Race is a huge part of all of my work and especially in my novels. Canadian publishing, even now, doesn’t reflect the reality of our lives, and the diversity of people we meet on a daily basis is not represented in the books we read. At least, not yet. So, I’ve always felt that it was my responsibility to include characters whose origins are from a multitude of places. Because I can. And we desperately need it.
However, writing about race isn’t what I think about when I sit down to write a story or a poem. Because, after all, the idea of race, in all its earnest and abstract glory, doesn’t sound terribly compelling. Instead, what my writerly obsession has always been focused on is intersection, the points where communities overlap, collide, and love and hate each other.
An example: I first came up with the idea for The Better Mother when I was researching the history of Vancouver’s Chinatown.
I discovered that in the mid-twentieth century, Chinatown was home to a number of burlesque cabarets, something my grandfather and father never discussed with my sisters and me (and probably for good reason). It seemed like a perfect storm of little-known historical facts: a neighbourhood of lonely men who had left their families behind in China, and scantily (but also glamorously) dressed women whose job it was to entertain them. Something must have happened when these two groups met. And I wanted to write about it.
There are, of course, many political and social issues at work in The Better Mother. Race, gender, poverty, the HIV/AIDS crisis, even a smattering of World War Two (as an aside: I always swore I would never write a Canadian war novel, but if you look hard enough, World War Two has appeared in every single one of my novels). But at the core of the book is the friendship between Danny, a gay, Chinese Canadian photographer, and Val, a longtime burlesque dancer, and how that friendship allows them to make sense of the decisions that have shaped their lives.
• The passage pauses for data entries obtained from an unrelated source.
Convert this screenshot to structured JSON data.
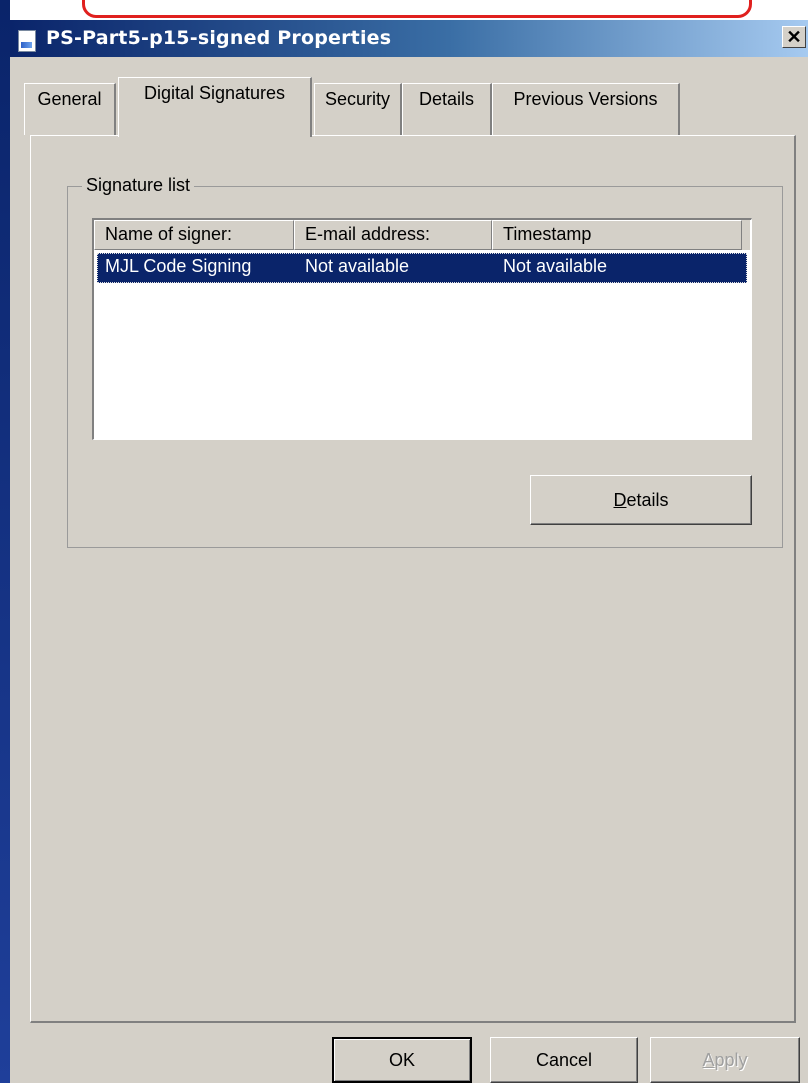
{
  "window": {
    "title": "PS-Part5-p15-signed Properties",
    "close_glyph": "✕"
  },
  "tabs": [
    {
      "label": "General",
      "active": false
    },
    {
      "label": "Digital Signatures",
      "active": true
    },
    {
      "label": "Security",
      "active": false
    },
    {
      "label": "Details",
      "active": false
    },
    {
      "label": "Previous Versions",
      "active": false
    }
  ],
  "signature_list": {
    "group_label": "Signature list",
    "columns": [
      "Name of signer:",
      "E-mail address:",
      "Timestamp"
    ],
    "rows": [
      {
        "name": "MJL Code Signing",
        "email": "Not available",
        "timestamp": "Not available",
        "selected": true
      }
    ],
    "details_button": {
      "mnemonic": "D",
      "rest": "etails"
    }
  },
  "footer": {
    "ok": "OK",
    "cancel": "Cancel",
    "apply": {
      "mnemonic": "A",
      "rest": "pply",
      "disabled": true
    }
  },
  "colors": {
    "selection": "#0a246a",
    "face": "#d4d0c8",
    "annotation": "#e0201e"
  },
  "icons": {
    "window_icon": "document-icon",
    "close": "close-icon"
  }
}
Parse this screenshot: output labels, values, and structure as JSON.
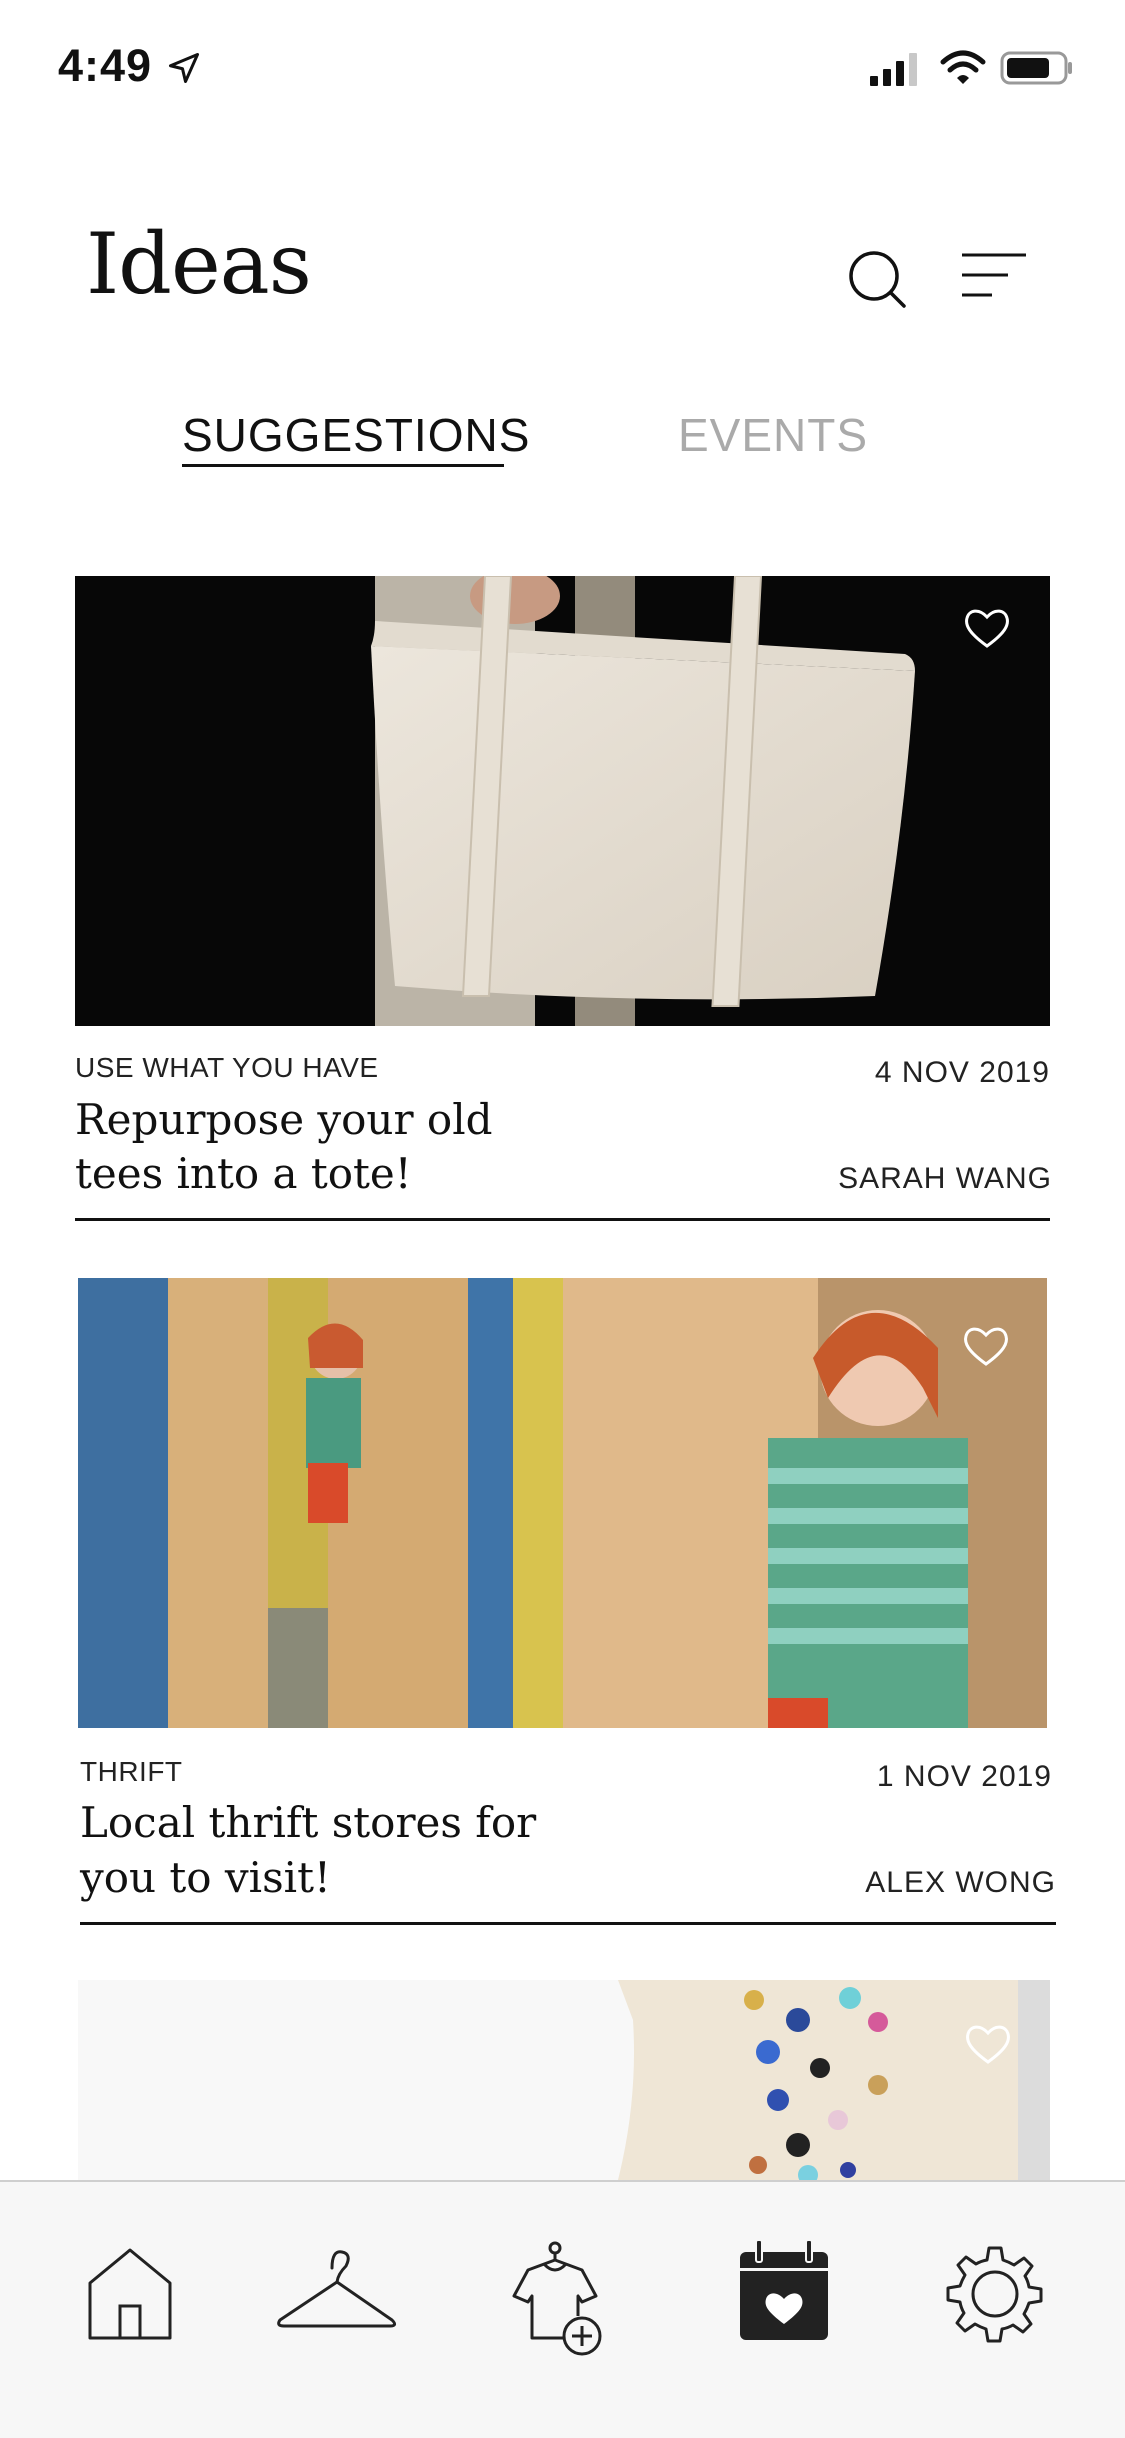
{
  "status": {
    "time": "4:49",
    "icons": [
      "location-arrow-icon",
      "signal-icon",
      "wifi-icon",
      "battery-icon"
    ]
  },
  "header": {
    "title": "Ideas",
    "icons": [
      "search-icon",
      "menu-icon"
    ]
  },
  "tabs": [
    {
      "label": "SUGGESTIONS",
      "active": true
    },
    {
      "label": "EVENTS",
      "active": false
    }
  ],
  "cards": [
    {
      "category": "USE WHAT YOU HAVE",
      "date": "4 NOV 2019",
      "title_line1": "Repurpose your old",
      "title_line2": "tees into a tote!",
      "author": "SARAH WANG"
    },
    {
      "category": "THRIFT",
      "date": "1 NOV 2019",
      "title_line1": "Local thrift stores for",
      "title_line2": "you to visit!",
      "author": "ALEX WONG"
    }
  ],
  "bottom_nav": {
    "items": [
      "home-icon",
      "hanger-icon",
      "add-clothing-icon",
      "calendar-heart-icon",
      "settings-gear-icon"
    ],
    "active_index": 3
  },
  "colors": {
    "text": "#111111",
    "inactive_tab": "#aaaaaa",
    "nav_background": "#f7f7f7"
  }
}
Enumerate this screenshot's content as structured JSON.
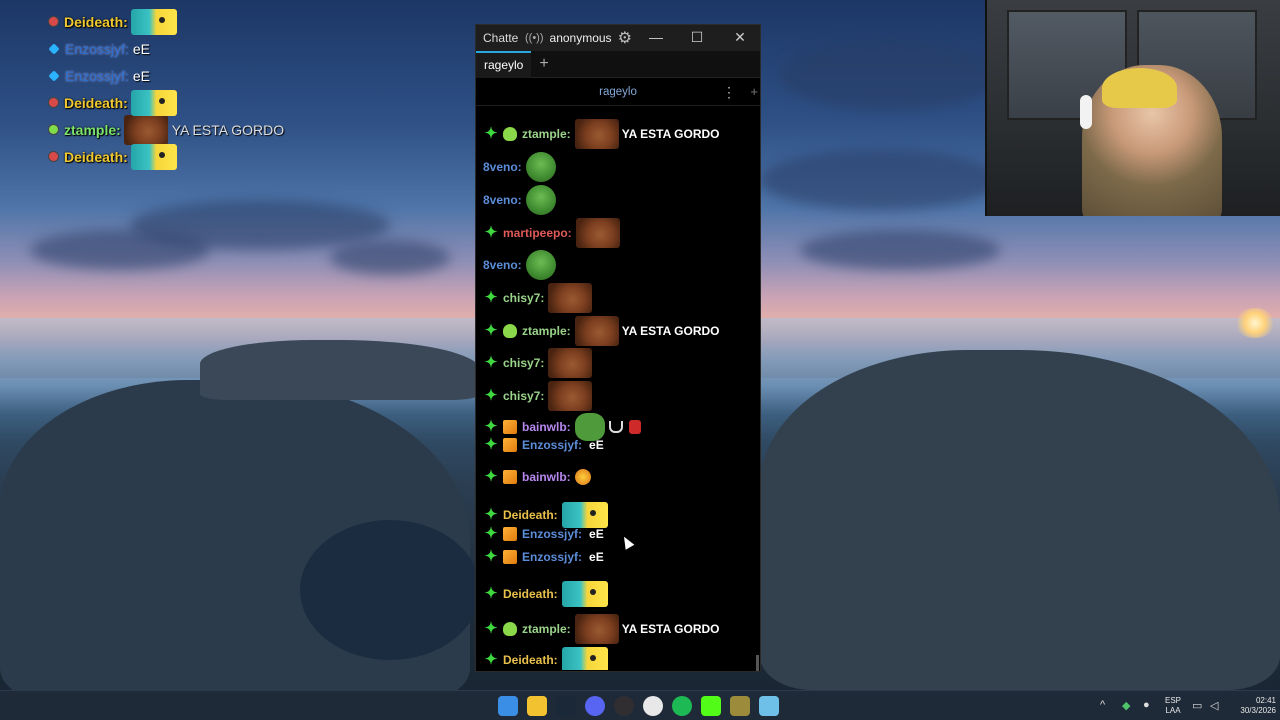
{
  "overlay_chat": [
    {
      "name": "Deideath:",
      "message": "",
      "badge": "mod",
      "emote": "pikachu"
    },
    {
      "name": "Enzossjyf:",
      "message": "eE",
      "badge": "diamond",
      "emote": ""
    },
    {
      "name": "Enzossjyf:",
      "message": "eE",
      "badge": "diamond",
      "emote": ""
    },
    {
      "name": "Deideath:",
      "message": "",
      "badge": "mod",
      "emote": "pikachu"
    },
    {
      "name": "ztample:",
      "message": "YA ESTA GORDO",
      "badge": "alien",
      "emote": "dog"
    },
    {
      "name": "Deideath:",
      "message": "",
      "badge": "mod",
      "emote": "pikachu"
    }
  ],
  "window": {
    "app_name": "Chatterino",
    "stream_icon": "broadcast-icon",
    "user": "anonymous",
    "minimize": "—",
    "maximize": "☐",
    "close": "✕"
  },
  "tabs": [
    {
      "label": "rageylo"
    }
  ],
  "tab_add": "+",
  "split": {
    "channel": "rageylo",
    "menu": "⋮",
    "add": "+"
  },
  "messages": [
    {
      "badge": "star",
      "sub": "alien",
      "user": "ztample:",
      "color": "u-green",
      "emote": "dog",
      "text": "YA ESTA GORDO"
    },
    {
      "badge": "",
      "sub": "",
      "user": "8veno:",
      "color": "u-blue",
      "emote": "pepe",
      "text": ""
    },
    {
      "badge": "",
      "sub": "",
      "user": "8veno:",
      "color": "u-blue",
      "emote": "pepe",
      "text": ""
    },
    {
      "badge": "star",
      "sub": "",
      "user": "martipeepo:",
      "color": "u-red",
      "emote": "dog",
      "text": ""
    },
    {
      "badge": "",
      "sub": "",
      "user": "8veno:",
      "color": "u-blue",
      "emote": "pepe",
      "text": ""
    },
    {
      "badge": "star",
      "sub": "",
      "user": "chisy7:",
      "color": "u-green",
      "emote": "dog",
      "text": ""
    },
    {
      "badge": "star",
      "sub": "alien",
      "user": "ztample:",
      "color": "u-green",
      "emote": "dog",
      "text": "YA ESTA GORDO"
    },
    {
      "badge": "star",
      "sub": "",
      "user": "chisy7:",
      "color": "u-green",
      "emote": "dog",
      "text": ""
    },
    {
      "badge": "star",
      "sub": "",
      "user": "chisy7:",
      "color": "u-green",
      "emote": "dog",
      "text": ""
    },
    {
      "badge": "star",
      "sub": "cube",
      "user": "bainwlb:",
      "color": "u-purp",
      "emote": "frog2",
      "text": ""
    },
    {
      "badge": "star",
      "sub": "cube",
      "user": "Enzossjyf:",
      "color": "u-blue",
      "emote": "",
      "text": "eE"
    },
    {
      "badge": "star",
      "sub": "cube",
      "user": "bainwlb:",
      "color": "u-purp",
      "emote": "sun",
      "text": ""
    },
    {
      "badge": "star",
      "sub": "",
      "user": "Deideath:",
      "color": "u-gold",
      "emote": "pikachu",
      "text": ""
    },
    {
      "badge": "star",
      "sub": "cube",
      "user": "Enzossjyf:",
      "color": "u-blue",
      "emote": "",
      "text": "eE"
    },
    {
      "badge": "star",
      "sub": "cube",
      "user": "Enzossjyf:",
      "color": "u-blue",
      "emote": "",
      "text": "eE"
    },
    {
      "badge": "star",
      "sub": "",
      "user": "Deideath:",
      "color": "u-gold",
      "emote": "pikachu",
      "text": ""
    },
    {
      "badge": "star",
      "sub": "alien",
      "user": "ztample:",
      "color": "u-green",
      "emote": "dog",
      "text": "YA ESTA GORDO"
    },
    {
      "badge": "star",
      "sub": "",
      "user": "Deideath:",
      "color": "u-gold",
      "emote": "pikachu",
      "text": ""
    }
  ],
  "taskbar": {
    "apps": [
      "windows-start-icon",
      "file-explorer-icon",
      "steam-icon",
      "discord-icon",
      "obs-icon",
      "chrome-icon",
      "spotify-icon",
      "kick-icon",
      "game-icon",
      "chatterino-icon"
    ],
    "lang_top": "ESP",
    "lang_bottom": "LAA",
    "time": "02:41",
    "date": "30/3/2026"
  },
  "colors": {
    "accent": "#2aa7e0",
    "green_star": "#3ed93e"
  }
}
The novel follows their failed love affairs, lost children, and their attempts to make peace with their families. It is these moments of intersection that I love to write about and, I think, that others like to read about.
While race has always been a galvanizing issue for me both personally and politically, I have always been more interested in the human stories that bloom around race. I want to feel things when I read, as most people do. The story and its human characters always come first, and the politics, or the issues that I care most about, always find a way in, even if I don’t realize it.